These changes in communication have made a noticeable impact on the nation, world, and myself. First and foremost, the United States and the world are simply smaller due to the speed of communication at the present time. No longer does one have to wait weeks or months to learn of an event that took place overseas. With communication satellites and television, these events can be watched live, as they happen, right in your own home. Major events, such as the fall of communism in Russia, the collapse of the Berlin Wall, and the death of Princess Diana of Wales would have never received the timely coverage that they did without innovations in the past communication methods. Had these events happened years before, it is quite possible to say that people in the United States would have learned of the events weeks later than they happened, as opposed to mere hours. The Internet, with its huge volume of users, has made an impact on society as well. Four years ago one never would have seen advertisements on television for a web site, however, it can be common at the present time to see them.,,, and all have ran television ads in the past year. Also, traditional companies today are seen as being behind technologically and economically if they do not have their own Internet presence. In 1997, when I began to work at Montgomery Ward in Bismarck, North Dakota, the company had no public web site. Towards the end of my employment there, in 1999, a public web site was developed for the company. It allowed information directed toward the customer to be disbursed efficiently and at low cost. Prospective customers can access this information at no charge, without waiting for printed materials to arrive to their households. The effect on my family and I is strong as well. I use the Internet daily, not only for schoolwork, but to communicate in real-time with friends in Bismarck, North Dakota, and Eureka, California. I also use the Internet to keep in touch with my family back home with the use of Internet chat programs and e-mail.

Distance has indeed shortened. Gone are the days of the horseback messenger and the weeklong waits for news from far-away lands. Our world is fast becoming a sea of information, propagated in cyberspace. The people of the world will come together in this virtual land, and share their knowledge and information with the rest of mankind. Distance will be a thing of the past.




















Works Cited

Cairncross, Frances. The Death of Distance.
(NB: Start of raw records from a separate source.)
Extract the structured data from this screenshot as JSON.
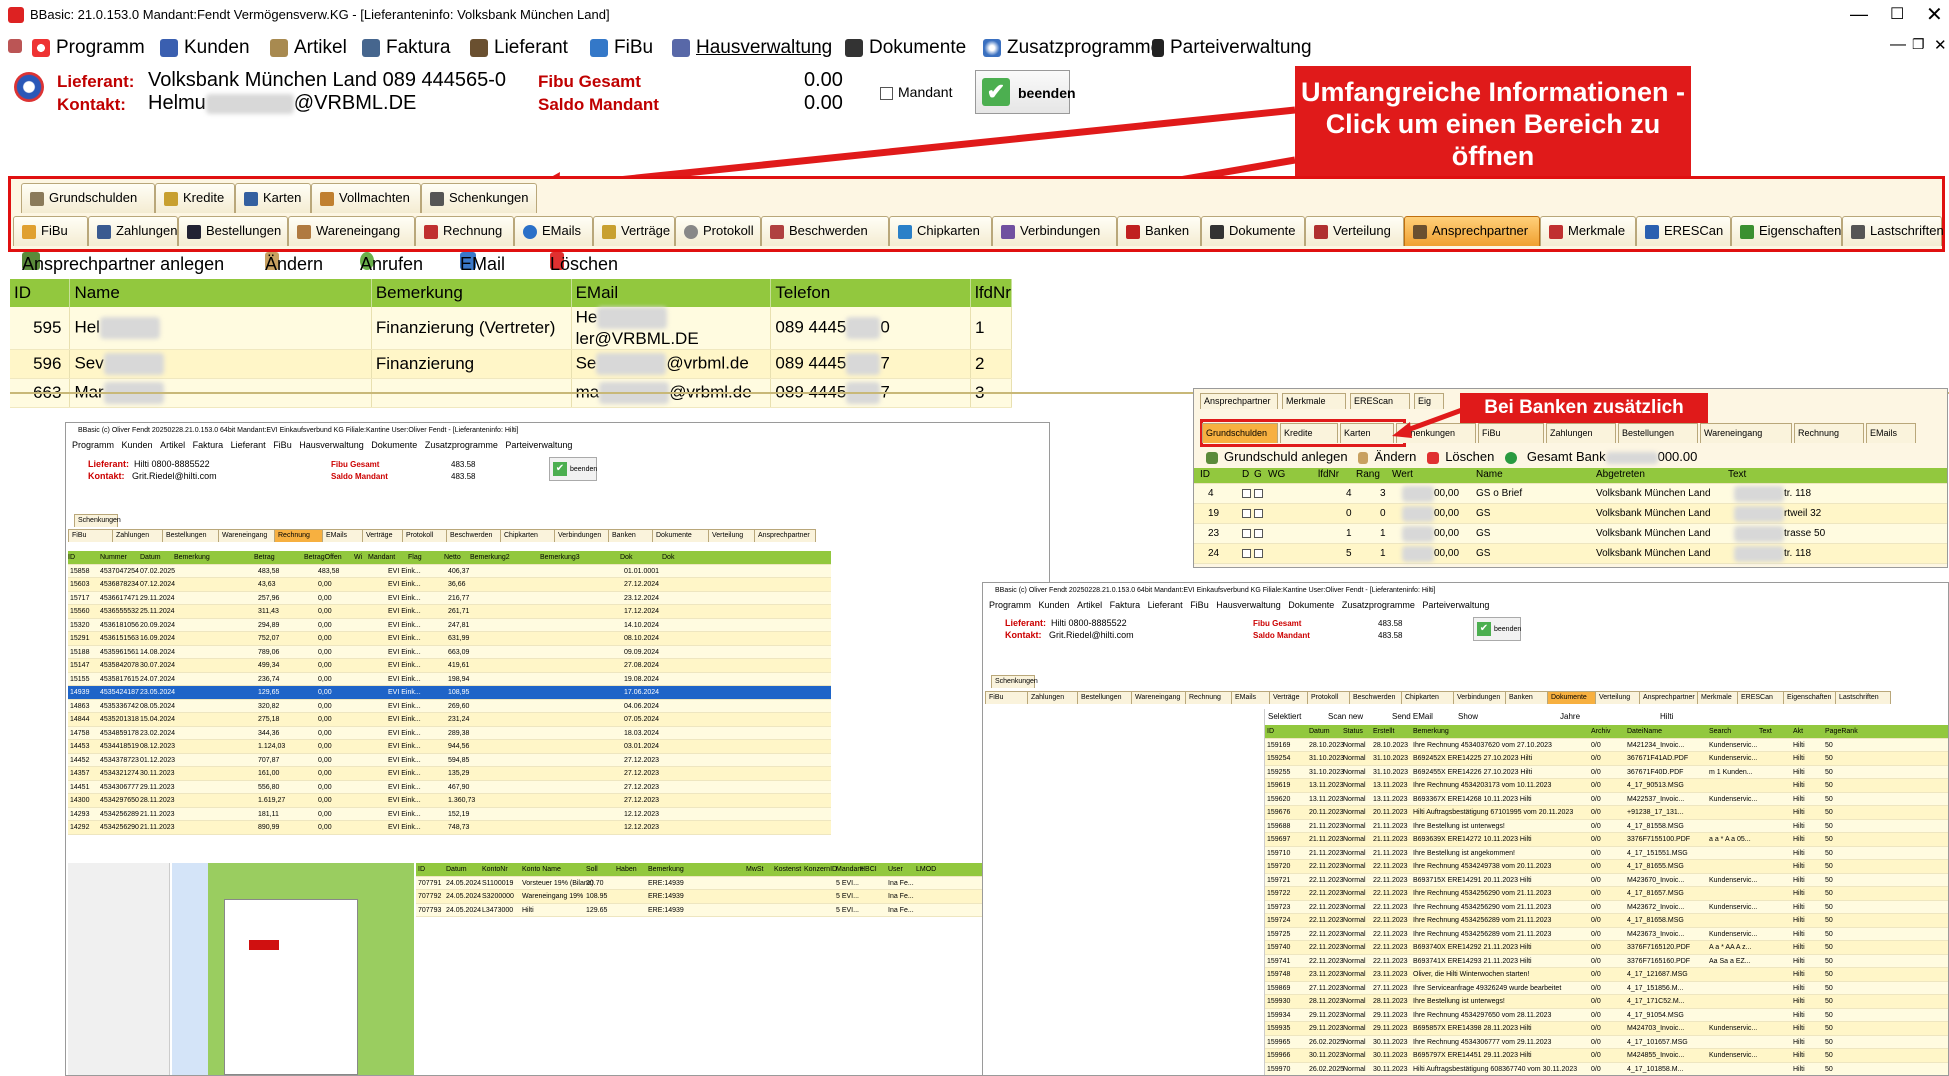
{
  "window": {
    "title": "BBasic: 21.0.153.0 Mandant:Fendt Vermögensverw.KG  - [Lieferanteninfo: Volksbank München Land]"
  },
  "menu": [
    "Programm",
    "Kunden",
    "Artikel",
    "Faktura",
    "Lieferant",
    "FiBu",
    "Hausverwaltung",
    "Dokumente",
    "Zusatzprogramme",
    "Parteiverwaltung"
  ],
  "header": {
    "lieferant_label": "Lieferant:",
    "lieferant_value": "Volksbank München Land 089 444565-0",
    "kontakt_label": "Kontakt:",
    "kontakt_value_a": "Helmu",
    "kontakt_value_b": "@VRBML.DE",
    "fibu_label": "Fibu Gesamt",
    "fibu_value": "0.00",
    "saldo_label": "Saldo Mandant",
    "saldo_value": "0.00",
    "mandant_label": "Mandant",
    "beenden_label": "beenden"
  },
  "callout_main": "Umfangreiche Informationen - Click um einen Bereich zu öffnen",
  "callout_banken": "Bei Banken zusätzlich",
  "tabs_row1": [
    "Grundschulden",
    "Kredite",
    "Karten",
    "Vollmachten",
    "Schenkungen"
  ],
  "tabs_row2": [
    "FiBu",
    "Zahlungen",
    "Bestellungen",
    "Wareneingang",
    "Rechnung",
    "EMails",
    "Verträge",
    "Protokoll",
    "Beschwerden",
    "Chipkarten",
    "Verbindungen",
    "Banken",
    "Dokumente",
    "Verteilung",
    "Ansprechpartner",
    "Merkmale",
    "ERESCan",
    "Eigenschaften",
    "Lastschriften"
  ],
  "active_tab": "Ansprechpartner",
  "toolbar": {
    "anlegen": "Ansprechpartner anlegen",
    "aendern": "Ändern",
    "anrufen": "Anrufen",
    "email": "EMail",
    "loeschen": "Löschen"
  },
  "contacts": {
    "columns": [
      "ID",
      "Name",
      "Bemerkung",
      "EMail",
      "Telefon",
      "lfdNr"
    ],
    "rows": [
      {
        "id": "595",
        "name": "Hel",
        "bem": "Finanzierung (Vertreter)",
        "email_a": "He",
        "email_b": "ler@VRBML.DE",
        "tel_a": "089 4445",
        "tel_b": "0",
        "nr": "1"
      },
      {
        "id": "596",
        "name": "Sev",
        "bem": "Finanzierung",
        "email_a": "Se",
        "email_b": "@vrbml.de",
        "tel_a": "089 4445",
        "tel_b": "7",
        "nr": "2"
      },
      {
        "id": "663",
        "name": "Mar",
        "bem": "",
        "email_a": "ma",
        "email_b": "@vrbml.de",
        "tel_a": "089 4445",
        "tel_b": "7",
        "nr": "3"
      }
    ]
  },
  "banken_panel": {
    "tabs_top": [
      "Ansprechpartner",
      "Merkmale",
      "EREScan",
      "Eig"
    ],
    "tabs_sub": [
      "Grundschulden",
      "Kredite",
      "Karten",
      "Schenkungen",
      "FiBu",
      "Zahlungen",
      "Bestellungen",
      "Wareneingang",
      "Rechnung",
      "EMails"
    ],
    "toolbar": {
      "anlegen": "Grundschuld anlegen",
      "aendern": "Ändern",
      "loeschen": "Löschen",
      "gesamt_a": "Gesamt Bank",
      "gesamt_b": "000.00"
    },
    "columns": [
      "ID",
      "D",
      "G",
      "WG",
      "lfdNr",
      "Rang",
      "Wert",
      "Name",
      "Abgetreten",
      "Text"
    ],
    "rows": [
      {
        "id": "4",
        "nr": "4",
        "rang": "3",
        "wert": "00,00",
        "name": "GS o Brief",
        "abg": "Volksbank München Land",
        "text": "tr. 118"
      },
      {
        "id": "19",
        "nr": "0",
        "rang": "0",
        "wert": "00,00",
        "name": "GS",
        "abg": "Volksbank München Land",
        "text": "rtweil 32"
      },
      {
        "id": "23",
        "nr": "1",
        "rang": "1",
        "wert": "00,00",
        "name": "GS",
        "abg": "Volksbank München Land",
        "text": "trasse 50"
      },
      {
        "id": "24",
        "nr": "5",
        "rang": "1",
        "wert": "00,00",
        "name": "GS",
        "abg": "Volksbank München Land",
        "text": "tr. 118"
      }
    ]
  },
  "rechnung_panel": {
    "title": "BBasic (c) Oliver Fendt 20250228.21.0.153.0 64bit Mandant:EVI Einkaufsverbund KG Filiale:Kantine User:Oliver Fendt - [Lieferanteninfo: Hilti]",
    "lieferant": "Hilti 0800-8885522",
    "kontakt": "Grit.Riedel@hilti.com",
    "fibu": "483.58",
    "saldo": "483.58",
    "columns": [
      "ID",
      "Nummer",
      "Datum",
      "Bemerkung",
      "Betrag",
      "BetragOffen",
      "Wi",
      "Mandant",
      "Flag",
      "Netto",
      "Bemerkung2",
      "Bemerkung3",
      "Dok",
      "Dok"
    ],
    "rows": [
      [
        "15858",
        "4537047254",
        "07.02.2025",
        "483,58",
        "483,58",
        "EVI Eink...",
        "406,37",
        "01.01.0001"
      ],
      [
        "15603",
        "4536878234",
        "07.12.2024",
        "43,63",
        "0,00",
        "EVI Eink...",
        "36,66",
        "27.12.2024"
      ],
      [
        "15717",
        "4536617471",
        "29.11.2024",
        "257,96",
        "0,00",
        "EVI Eink...",
        "216,77",
        "23.12.2024"
      ],
      [
        "15560",
        "4536555532",
        "25.11.2024",
        "311,43",
        "0,00",
        "EVI Eink...",
        "261,71",
        "17.12.2024"
      ],
      [
        "15320",
        "4536181056",
        "20.09.2024",
        "294,89",
        "0,00",
        "EVI Eink...",
        "247,81",
        "14.10.2024"
      ],
      [
        "15291",
        "4536151563",
        "16.09.2024",
        "752,07",
        "0,00",
        "EVI Eink...",
        "631,99",
        "08.10.2024"
      ],
      [
        "15188",
        "4535961561",
        "14.08.2024",
        "789,06",
        "0,00",
        "EVI Eink...",
        "663,09",
        "09.09.2024"
      ],
      [
        "15147",
        "4535842078",
        "30.07.2024",
        "499,34",
        "0,00",
        "EVI Eink...",
        "419,61",
        "27.08.2024"
      ],
      [
        "15155",
        "4535817615",
        "24.07.2024",
        "236,74",
        "0,00",
        "EVI Eink...",
        "198,94",
        "19.08.2024"
      ],
      [
        "14939",
        "4535424187",
        "23.05.2024",
        "129,65",
        "0,00",
        "EVI Eink...",
        "108,95",
        "17.06.2024"
      ],
      [
        "14863",
        "4535336742",
        "08.05.2024",
        "320,82",
        "0,00",
        "EVI Eink...",
        "269,60",
        "04.06.2024"
      ],
      [
        "14844",
        "4535201318",
        "15.04.2024",
        "275,18",
        "0,00",
        "EVI Eink...",
        "231,24",
        "07.05.2024"
      ],
      [
        "14758",
        "4534859178",
        "23.02.2024",
        "344,36",
        "0,00",
        "EVI Eink...",
        "289,38",
        "18.03.2024"
      ],
      [
        "14453",
        "4534418519",
        "08.12.2023",
        "1.124,03",
        "0,00",
        "EVI Eink...",
        "944,56",
        "03.01.2024"
      ],
      [
        "14452",
        "4534378723",
        "01.12.2023",
        "707,87",
        "0,00",
        "EVI Eink...",
        "594,85",
        "27.12.2023"
      ],
      [
        "14357",
        "4534321274",
        "30.11.2023",
        "161,00",
        "0,00",
        "EVI Eink...",
        "135,29",
        "27.12.2023"
      ],
      [
        "14451",
        "4534306777",
        "29.11.2023",
        "556,80",
        "0,00",
        "EVI Eink...",
        "467,90",
        "27.12.2023"
      ],
      [
        "14300",
        "4534297650",
        "28.11.2023",
        "1.619,27",
        "0,00",
        "EVI Eink...",
        "1.360,73",
        "27.12.2023"
      ],
      [
        "14293",
        "4534256289",
        "21.11.2023",
        "181,11",
        "0,00",
        "EVI Eink...",
        "152,19",
        "12.12.2023"
      ],
      [
        "14292",
        "4534256290",
        "21.11.2023",
        "890,99",
        "0,00",
        "EVI Eink...",
        "748,73",
        "12.12.2023"
      ]
    ],
    "booking_columns": [
      "ID",
      "Datum",
      "KontoNr",
      "Konto Name",
      "Soll",
      "Haben",
      "Bemerkung",
      "MwSt",
      "Kostenst",
      "KonzernID",
      "Mandant",
      "HBCI",
      "User",
      "LMOD"
    ],
    "bookings": [
      [
        "707791",
        "24.05.2024",
        "S1100019",
        "Vorsteuer 19% (Bilanz)",
        "20.70",
        "ERE:14939",
        "5 EVI...",
        "Ina Fe..."
      ],
      [
        "707792",
        "24.05.2024",
        "S3200000",
        "Wareneingang 19%",
        "108.95",
        "ERE:14939",
        "5 EVI...",
        "Ina Fe..."
      ],
      [
        "707793",
        "24.05.2024",
        "L3473000",
        "Hilti",
        "129.65",
        "ERE:14939",
        "5 EVI...",
        "Ina Fe..."
      ]
    ]
  },
  "dokumente_panel": {
    "title": "BBasic (c) Oliver Fendt 20250228.21.0.153.0 64bit Mandant:EVI Einkaufsverbund KG Filiale:Kantine User:Oliver Fendt - [Lieferanteninfo: Hilti]",
    "lieferant": "Hilti 0800-8885522",
    "kontakt": "Grit.Riedel@hilti.com",
    "fibu": "483.58",
    "saldo": "483.58",
    "toolbar": [
      "Selektiert",
      "Scan new",
      "Send EMail",
      "Show",
      "Jahre",
      "Hilti"
    ],
    "columns": [
      "ID",
      "Datum",
      "Status",
      "Erstellt",
      "Bemerkung",
      "Archiv",
      "DateiName",
      "Search",
      "Text",
      "Akt",
      "PageRank"
    ],
    "rows": [
      [
        "159169",
        "28.10.2023",
        "Normal",
        "28.10.2023",
        "Ihre Rechnung 4534037620 vom 27.10.2023",
        "0/0",
        "M421234_Invoic...",
        "Kundenservic..."
      ],
      [
        "159254",
        "31.10.2023",
        "Normal",
        "31.10.2023",
        "B692452X ERE14225 27.10.2023 Hilti",
        "0/0",
        "367671F41AD.PDF",
        "Kundenservic..."
      ],
      [
        "159255",
        "31.10.2023",
        "Normal",
        "31.10.2023",
        "B692455X ERE14226 27.10.2023 Hilti",
        "0/0",
        "367671F40D.PDF",
        "m 1 Kunden..."
      ],
      [
        "159619",
        "13.11.2023",
        "Normal",
        "13.11.2023",
        "Ihre Rechnung 4534203173 vom 10.11.2023",
        "0/0",
        "4_17_90513.MSG",
        ""
      ],
      [
        "159620",
        "13.11.2023",
        "Normal",
        "13.11.2023",
        "B693367X ERE14268 10.11.2023 Hilti",
        "0/0",
        "M422537_Invoic...",
        "Kundenservic..."
      ],
      [
        "159676",
        "20.11.2023",
        "Normal",
        "20.11.2023",
        "Hilti Auftragsbestätigung 67101995 vom 20.11.2023",
        "0/0",
        "+91238_17_131...",
        ""
      ],
      [
        "159688",
        "21.11.2023",
        "Normal",
        "21.11.2023",
        "Ihre Bestellung ist unterwegs!",
        "0/0",
        "4_17_81558.MSG",
        ""
      ],
      [
        "159697",
        "21.11.2023",
        "Normal",
        "21.11.2023",
        "B693639X ERE14272 10.11.2023 Hilti",
        "0/0",
        "3376F7155100.PDF",
        "a a * A a 05..."
      ],
      [
        "159710",
        "21.11.2023",
        "Normal",
        "21.11.2023",
        "Ihre Bestellung ist angekommen!",
        "0/0",
        "4_17_151551.MSG",
        ""
      ],
      [
        "159720",
        "22.11.2023",
        "Normal",
        "22.11.2023",
        "Ihre Rechnung 4534249738 vom 20.11.2023",
        "0/0",
        "4_17_81655.MSG",
        ""
      ],
      [
        "159721",
        "22.11.2023",
        "Normal",
        "22.11.2023",
        "B693715X ERE14291 20.11.2023 Hilti",
        "0/0",
        "M423670_Invoic...",
        "Kundenservic..."
      ],
      [
        "159722",
        "22.11.2023",
        "Normal",
        "22.11.2023",
        "Ihre Rechnung 4534256290 vom 21.11.2023",
        "0/0",
        "4_17_81657.MSG",
        ""
      ],
      [
        "159723",
        "22.11.2023",
        "Normal",
        "22.11.2023",
        "Ihre Rechnung 4534256290 vom 21.11.2023",
        "0/0",
        "M423672_Invoic...",
        "Kundenservic..."
      ],
      [
        "159724",
        "22.11.2023",
        "Normal",
        "22.11.2023",
        "Ihre Rechnung 4534256289 vom 21.11.2023",
        "0/0",
        "4_17_81658.MSG",
        ""
      ],
      [
        "159725",
        "22.11.2023",
        "Normal",
        "22.11.2023",
        "Ihre Rechnung 4534256289 vom 21.11.2023",
        "0/0",
        "M423673_Invoic...",
        "Kundenservic..."
      ],
      [
        "159740",
        "22.11.2023",
        "Normal",
        "22.11.2023",
        "B693740X ERE14292 21.11.2023 Hilti",
        "0/0",
        "3376F7165120.PDF",
        "A a * AA A z..."
      ],
      [
        "159741",
        "22.11.2023",
        "Normal",
        "22.11.2023",
        "B693741X ERE14293 21.11.2023 Hilti",
        "0/0",
        "3376F7165160.PDF",
        "Aa Sa a EZ..."
      ],
      [
        "159748",
        "23.11.2023",
        "Normal",
        "23.11.2023",
        "Oliver, die Hilti Winterwochen starten!",
        "0/0",
        "4_17_121687.MSG",
        ""
      ],
      [
        "159869",
        "27.11.2023",
        "Normal",
        "27.11.2023",
        "Ihre Serviceanfrage 49326249 wurde bearbeitet",
        "0/0",
        "4_17_151856.M...",
        ""
      ],
      [
        "159930",
        "28.11.2023",
        "Normal",
        "28.11.2023",
        "Ihre Bestellung ist unterwegs!",
        "0/0",
        "4_17_171C52.M...",
        ""
      ],
      [
        "159934",
        "29.11.2023",
        "Normal",
        "29.11.2023",
        "Ihre Rechnung 4534297650 vom 28.11.2023",
        "0/0",
        "4_17_91054.MSG",
        ""
      ],
      [
        "159935",
        "29.11.2023",
        "Normal",
        "29.11.2023",
        "B695857X ERE14398 28.11.2023 Hilti",
        "0/0",
        "M424703_Invoic...",
        "Kundenservic..."
      ],
      [
        "159965",
        "26.02.2025",
        "Normal",
        "30.11.2023",
        "Ihre Rechnung 4534306777 vom 29.11.2023",
        "0/0",
        "4_17_101657.MSG",
        ""
      ],
      [
        "159966",
        "30.11.2023",
        "Normal",
        "30.11.2023",
        "B695797X ERE14451 29.11.2023 Hilti",
        "0/0",
        "M424855_Invoic...",
        "Kundenservic..."
      ],
      [
        "159970",
        "26.02.2025",
        "Normal",
        "30.11.2023",
        "Hilti Auftragsbestätigung 608367740 vom 30.11.2023",
        "0/0",
        "4_17_101858.M...",
        ""
      ]
    ]
  },
  "colors": {
    "accent_red": "#e01a1a",
    "header_green": "#92c83e",
    "row_yellow": "#fff6c8",
    "tab_active": "#f0a030"
  }
}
Boston: Harvard Business School Press, 1997.

Hughes, James C. The Communication Revolution and Older Metropolitan Areas in the

United States. 19 April 1996. 5 November 1999. <


Neal, Harry Edward. Communication – From Stone Age to Space Age. New York: Julian

Messner, Inc., 1960.